Amongst these formidable granite walls split by endless couloirs, Polar Star stands out for how utterly compelling and mesmerising it is to look at.
Laser cut into Polar Sun Spire it slices cleanly though one of the world’s very largest sea cliffs.
The quality of the skiing is also impeccable; north facing, cold chalky snow or compact powder is virtually guaranteed and you'll find 1,100m of 40-50 degree skiing in a couloir which is never too narrow to make fluid turns.
The top 300 meters are quite steep and snow doesn’t always stick to the permanent ice underneath.
After the top section the skiing is relatively straightforward while the ambiance is anything but ordinary.
No superlative adjectives can do justice to the colossal scale of both the towering spire and its splitter couloir.
Polar Star Couloir was first skied (and thus named) by the visionary and exploratory steep skier Andrew Maclean.
It has since become a global classic, yet the term ‘classic’ is something of a misnomer.
It is in a remote and inhospitable arctic wilderness and therefore sees very little traffic.
The only way to ski it is to commit to a full expedition into the Baffin fiords, which is both expensive and requiring of considerable logistical planning.
Baffin is not a well-known ski destination and it really defies logic that world class alpine skiing should indeed take place at all on the world’s 5th largest island.

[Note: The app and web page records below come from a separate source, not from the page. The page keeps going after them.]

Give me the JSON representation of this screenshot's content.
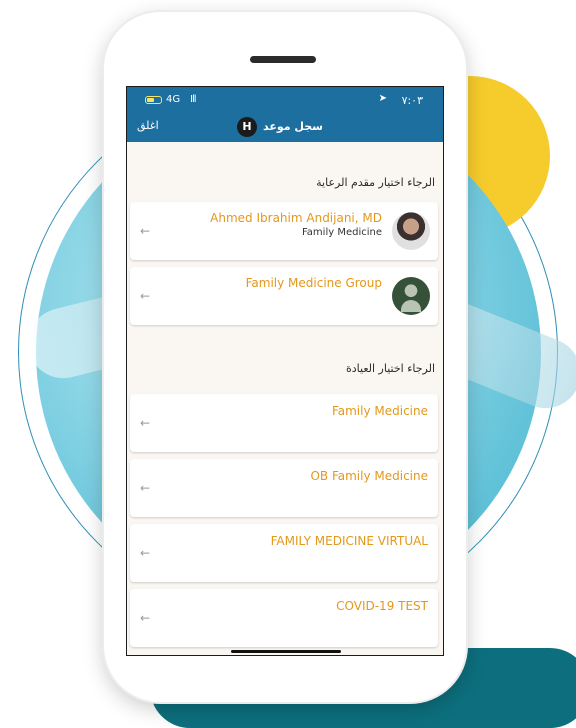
{
  "status_bar": {
    "network": "4G",
    "signal": "Ill",
    "time": "٧:٠٣"
  },
  "header": {
    "close_label": "اغلق",
    "avatar_initial": "H",
    "title": "سجل موعد"
  },
  "provider_section": {
    "title": "الرجاء اختيار مقدم الرعاية",
    "items": [
      {
        "name": "Ahmed Ibrahim Andijani, MD",
        "subtitle": "Family Medicine"
      },
      {
        "name": "Family Medicine Group"
      }
    ]
  },
  "clinic_section": {
    "title": "الرجاء اختيار العيادة",
    "items": [
      {
        "name": "Family Medicine"
      },
      {
        "name": "OB Family Medicine"
      },
      {
        "name": "FAMILY MEDICINE VIRTUAL"
      },
      {
        "name": "COVID-19 TEST"
      }
    ]
  },
  "icons": {
    "card_arrow": "arrow-left-icon",
    "status_location": "location-arrow-icon"
  },
  "colors": {
    "header_bg": "#1d6fa0",
    "accent_orange": "#e3981b",
    "yellow_circle": "#f6cc2c"
  },
  "arrow_glyph": "←"
}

With a population of 15,000 and only a handful of ski expeditions arriving every few years it will remain indefinitely a remote wilderness.